Plastic, vinyl vent line is against the law. Solid metal or flexible metal is the proper vent line to use. Tin foil is not considered metal according to State codes. Vent line should be no longer than 16 feet with the use of only 2 elbows. More than 2 elbows equate to a vent line that is too long and only 4 inch vent line is permissible. Clean the vent lines completely a least once a year and scrub the lint filter with water and brush every few weeks. Once every two years take the dryer apart and vacuum all excess lint built up throughout the interior of the cabinet. Remember, it’s the lint that first ignites to give you a fire. When the dryer begins to make noises it should not, consider that a warning sign and a fire alert. Take the necessary steps to have it repaired. There should be smoke detector installed above clothes dryer. Never leave the house of go to bed with a clothes dryer in operation. Please understand my passion on this subject and help me save lives.

Stay tuned.  

Tuesday, July 26, 2011

Homelite recalls about 41,200 pressure washer attachments due to laceration hazard

Homelite today announced the recall of about 41,200 pressure washer surface cleaner attachments due to a laceration hazard. The recalled products were sold exclusively at Home Depot between February 2010 and June 2011.

The recall includes 40,000 attachments sold in the U.S. and 1,200 sold in Canada, according to the Consumer Product Safety Commission and Health Canada.

Homelite said the surface cleaner attachment’s nozzle and spray bar can break and detach, striking and/or breaking the unit’s plastic housing. The broken parts can strike consumers, causing a laceration hazard.

The company said it has received one laceration injury report and three reports of minor property damage.
The recall includes the following products:
  • Orange and red drum-shaped surface cleaner attachments sold with Homelite pressure washer models HL80833 and HL80835.
  • Orange and red drum-shaped surface cleaner attachments sold separately as Powercare model AP31022A and EZ Clean model AEZ231022.

Consumers should contact Homelite for a free replacement by calling toll-free at (800)-967-9624 between 8 a.m. and 5 p.m. ET or visiting the firm’s site.

Tuesday, March 22, 2011

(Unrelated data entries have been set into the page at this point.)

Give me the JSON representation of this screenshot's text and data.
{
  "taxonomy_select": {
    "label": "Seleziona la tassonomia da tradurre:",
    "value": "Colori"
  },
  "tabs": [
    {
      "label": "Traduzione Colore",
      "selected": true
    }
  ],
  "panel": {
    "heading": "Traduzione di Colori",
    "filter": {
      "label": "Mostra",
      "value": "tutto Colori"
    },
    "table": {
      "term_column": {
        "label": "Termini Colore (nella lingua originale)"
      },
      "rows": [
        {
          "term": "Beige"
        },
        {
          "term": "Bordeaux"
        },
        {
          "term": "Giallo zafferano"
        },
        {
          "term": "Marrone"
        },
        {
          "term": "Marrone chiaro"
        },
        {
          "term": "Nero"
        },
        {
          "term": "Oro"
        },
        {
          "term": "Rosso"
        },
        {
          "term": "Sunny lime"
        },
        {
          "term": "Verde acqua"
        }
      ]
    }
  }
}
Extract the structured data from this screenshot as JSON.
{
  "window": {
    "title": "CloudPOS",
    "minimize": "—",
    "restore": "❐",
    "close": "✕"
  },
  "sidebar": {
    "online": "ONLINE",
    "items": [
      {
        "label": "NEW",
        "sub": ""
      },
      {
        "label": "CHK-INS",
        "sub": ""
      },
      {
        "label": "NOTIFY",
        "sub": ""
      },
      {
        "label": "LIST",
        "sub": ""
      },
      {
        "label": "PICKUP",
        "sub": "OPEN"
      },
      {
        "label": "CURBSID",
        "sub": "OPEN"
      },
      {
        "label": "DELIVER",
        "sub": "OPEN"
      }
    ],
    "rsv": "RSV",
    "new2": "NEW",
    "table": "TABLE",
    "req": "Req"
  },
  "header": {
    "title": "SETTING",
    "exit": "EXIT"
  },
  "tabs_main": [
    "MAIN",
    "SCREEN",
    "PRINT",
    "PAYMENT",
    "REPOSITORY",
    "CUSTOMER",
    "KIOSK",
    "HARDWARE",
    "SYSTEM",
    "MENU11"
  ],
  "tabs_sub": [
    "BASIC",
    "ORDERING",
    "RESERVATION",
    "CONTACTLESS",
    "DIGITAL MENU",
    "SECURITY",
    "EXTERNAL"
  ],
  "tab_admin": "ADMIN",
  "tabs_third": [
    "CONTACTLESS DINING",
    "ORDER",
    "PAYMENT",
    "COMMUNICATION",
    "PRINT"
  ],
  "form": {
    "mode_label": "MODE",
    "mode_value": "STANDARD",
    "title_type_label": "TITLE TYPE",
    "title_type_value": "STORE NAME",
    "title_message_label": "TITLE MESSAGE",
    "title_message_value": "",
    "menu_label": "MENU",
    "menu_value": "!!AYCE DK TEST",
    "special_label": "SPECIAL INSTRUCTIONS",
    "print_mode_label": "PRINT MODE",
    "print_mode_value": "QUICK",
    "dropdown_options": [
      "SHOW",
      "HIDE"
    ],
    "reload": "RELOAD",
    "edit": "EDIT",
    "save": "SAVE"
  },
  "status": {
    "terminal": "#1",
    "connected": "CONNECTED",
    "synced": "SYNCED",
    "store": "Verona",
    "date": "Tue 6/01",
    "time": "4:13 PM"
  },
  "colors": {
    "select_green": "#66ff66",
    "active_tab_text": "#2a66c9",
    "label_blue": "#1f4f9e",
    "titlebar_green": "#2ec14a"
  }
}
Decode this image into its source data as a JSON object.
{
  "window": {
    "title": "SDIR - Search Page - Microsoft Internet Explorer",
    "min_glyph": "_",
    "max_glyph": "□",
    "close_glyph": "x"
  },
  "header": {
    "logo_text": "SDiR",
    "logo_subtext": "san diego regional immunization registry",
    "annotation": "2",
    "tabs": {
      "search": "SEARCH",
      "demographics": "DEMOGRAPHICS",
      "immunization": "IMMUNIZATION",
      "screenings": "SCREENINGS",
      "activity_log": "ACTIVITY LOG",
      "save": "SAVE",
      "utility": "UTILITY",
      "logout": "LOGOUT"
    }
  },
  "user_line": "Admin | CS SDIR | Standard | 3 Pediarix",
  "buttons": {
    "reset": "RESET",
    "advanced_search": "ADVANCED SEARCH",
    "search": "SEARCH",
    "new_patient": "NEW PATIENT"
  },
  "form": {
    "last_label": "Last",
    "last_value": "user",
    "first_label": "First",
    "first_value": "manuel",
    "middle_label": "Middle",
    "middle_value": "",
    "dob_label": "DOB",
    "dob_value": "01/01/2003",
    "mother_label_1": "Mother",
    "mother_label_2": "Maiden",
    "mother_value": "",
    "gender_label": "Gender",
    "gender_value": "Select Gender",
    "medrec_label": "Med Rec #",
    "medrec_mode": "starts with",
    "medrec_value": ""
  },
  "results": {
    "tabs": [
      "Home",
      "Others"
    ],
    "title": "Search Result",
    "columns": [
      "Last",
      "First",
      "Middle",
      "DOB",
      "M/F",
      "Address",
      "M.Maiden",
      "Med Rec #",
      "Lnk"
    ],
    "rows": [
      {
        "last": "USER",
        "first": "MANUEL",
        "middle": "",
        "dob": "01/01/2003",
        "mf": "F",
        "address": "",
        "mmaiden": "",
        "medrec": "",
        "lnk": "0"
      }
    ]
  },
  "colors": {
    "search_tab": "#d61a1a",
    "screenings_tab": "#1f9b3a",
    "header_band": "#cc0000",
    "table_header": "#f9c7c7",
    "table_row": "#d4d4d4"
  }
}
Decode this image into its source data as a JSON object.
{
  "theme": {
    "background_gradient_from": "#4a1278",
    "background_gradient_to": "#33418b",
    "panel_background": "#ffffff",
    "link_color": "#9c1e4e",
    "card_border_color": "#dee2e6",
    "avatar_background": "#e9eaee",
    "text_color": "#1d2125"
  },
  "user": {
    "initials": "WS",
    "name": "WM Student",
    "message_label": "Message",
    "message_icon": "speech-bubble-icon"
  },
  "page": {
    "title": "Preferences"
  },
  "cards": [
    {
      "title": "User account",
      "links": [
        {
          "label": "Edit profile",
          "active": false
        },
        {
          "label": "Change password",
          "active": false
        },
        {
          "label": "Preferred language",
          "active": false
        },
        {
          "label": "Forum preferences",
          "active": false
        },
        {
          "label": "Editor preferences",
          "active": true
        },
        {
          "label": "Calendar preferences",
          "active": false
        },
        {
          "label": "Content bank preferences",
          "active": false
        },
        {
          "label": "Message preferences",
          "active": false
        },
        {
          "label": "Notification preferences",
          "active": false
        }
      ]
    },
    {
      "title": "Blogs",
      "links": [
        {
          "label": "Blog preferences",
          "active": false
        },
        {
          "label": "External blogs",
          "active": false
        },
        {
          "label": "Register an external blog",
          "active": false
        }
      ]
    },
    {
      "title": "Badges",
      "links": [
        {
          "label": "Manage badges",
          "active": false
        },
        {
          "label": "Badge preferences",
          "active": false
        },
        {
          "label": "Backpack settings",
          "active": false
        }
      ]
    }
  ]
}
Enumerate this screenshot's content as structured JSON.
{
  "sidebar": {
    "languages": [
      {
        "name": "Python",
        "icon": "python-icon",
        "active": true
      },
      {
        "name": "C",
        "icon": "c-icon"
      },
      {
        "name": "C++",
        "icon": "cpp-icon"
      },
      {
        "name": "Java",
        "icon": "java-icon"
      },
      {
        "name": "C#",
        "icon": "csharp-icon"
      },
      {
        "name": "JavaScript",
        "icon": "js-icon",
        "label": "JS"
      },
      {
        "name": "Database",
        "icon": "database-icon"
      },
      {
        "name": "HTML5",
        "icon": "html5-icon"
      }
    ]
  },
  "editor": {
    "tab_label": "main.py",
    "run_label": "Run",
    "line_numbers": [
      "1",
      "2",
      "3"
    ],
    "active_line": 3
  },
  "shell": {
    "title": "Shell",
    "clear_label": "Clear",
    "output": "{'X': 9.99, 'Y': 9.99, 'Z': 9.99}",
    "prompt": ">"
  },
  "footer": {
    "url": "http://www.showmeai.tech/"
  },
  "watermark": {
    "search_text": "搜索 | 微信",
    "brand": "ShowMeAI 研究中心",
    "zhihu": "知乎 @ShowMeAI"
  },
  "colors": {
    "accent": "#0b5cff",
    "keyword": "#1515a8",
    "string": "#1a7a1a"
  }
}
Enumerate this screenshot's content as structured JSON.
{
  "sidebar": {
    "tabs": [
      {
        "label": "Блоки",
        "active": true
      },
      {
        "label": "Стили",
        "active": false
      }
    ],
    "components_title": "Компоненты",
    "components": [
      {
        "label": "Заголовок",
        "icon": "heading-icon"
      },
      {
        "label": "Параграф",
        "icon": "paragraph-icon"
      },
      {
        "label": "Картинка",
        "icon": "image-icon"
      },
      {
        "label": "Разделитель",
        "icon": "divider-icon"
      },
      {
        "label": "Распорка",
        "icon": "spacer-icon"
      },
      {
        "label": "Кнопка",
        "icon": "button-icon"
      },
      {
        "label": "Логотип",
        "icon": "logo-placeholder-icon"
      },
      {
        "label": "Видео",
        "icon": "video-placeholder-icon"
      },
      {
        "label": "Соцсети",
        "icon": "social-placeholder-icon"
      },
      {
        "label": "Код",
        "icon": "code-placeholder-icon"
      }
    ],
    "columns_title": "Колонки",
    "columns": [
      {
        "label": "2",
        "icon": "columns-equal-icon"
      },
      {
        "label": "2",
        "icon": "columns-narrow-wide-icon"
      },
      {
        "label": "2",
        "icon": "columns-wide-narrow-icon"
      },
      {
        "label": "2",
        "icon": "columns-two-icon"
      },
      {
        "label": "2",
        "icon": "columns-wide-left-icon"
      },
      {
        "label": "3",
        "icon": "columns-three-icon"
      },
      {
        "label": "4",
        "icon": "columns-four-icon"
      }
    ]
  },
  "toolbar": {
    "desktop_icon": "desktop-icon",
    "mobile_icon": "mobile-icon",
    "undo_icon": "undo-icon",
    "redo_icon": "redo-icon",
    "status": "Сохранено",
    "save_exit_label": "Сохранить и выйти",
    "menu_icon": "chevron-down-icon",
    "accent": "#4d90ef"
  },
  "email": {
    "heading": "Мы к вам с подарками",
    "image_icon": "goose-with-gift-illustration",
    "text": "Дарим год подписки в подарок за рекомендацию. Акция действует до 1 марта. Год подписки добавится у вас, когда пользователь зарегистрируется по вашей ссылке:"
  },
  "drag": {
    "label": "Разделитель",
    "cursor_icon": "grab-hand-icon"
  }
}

Cleaning Your Microwave

Splatters of food in your microwaving look bad, smell bad, and decrease the efficiency of your microwave. Fortunately, cleaning your microwave is easy if you follow these few steps periodically:
Using Vinegar:
Fill a microwave-safe glass or bowl half-full of water and add 1 T. white vinegar.
Place inside the microwave.
Turn on for 5 minutes – the idea here is to steam up the walls of the microwave and loosen the dried-on gunk.
When done, remove the glass container and wipe down the inside of the microwave with a clean paper towel or dishcloth.
The loosened gunk should come off easily now, and without chemical cleaners inside the microwave.
Take out the glass tray or turntable and wash it like a dish.
Using a Lemon:
Cut a lemon in half and place both halves cut-side down on a microwaveable plate with 1 T. of water.
Microwave for about 1 minute or until the lemon is hot and the inside of the microwave is steamy.
Wipe the inside of the microwave with paper towel and wash the plate as above.
(Now that the lemon is hot and squishy, it makes a great natural cleanser for a smelly garbage disposal...cut the halves into smaller pieces and flush through disposal with plenty of water.)
Additional tips:
Leave the microwave open for a few minutes after cleaning, to let it dry and air out a bit inside.
To keep your microwave clean, cover food loosely when heating it.
Use a soft scrub-brush that can be used for washing dishes to get off greasy food build-up you may find.
Clean up messes inside your microwave right away.
To keep your microwave clean, follow these instructions once/twice per month.

This article was originally posted on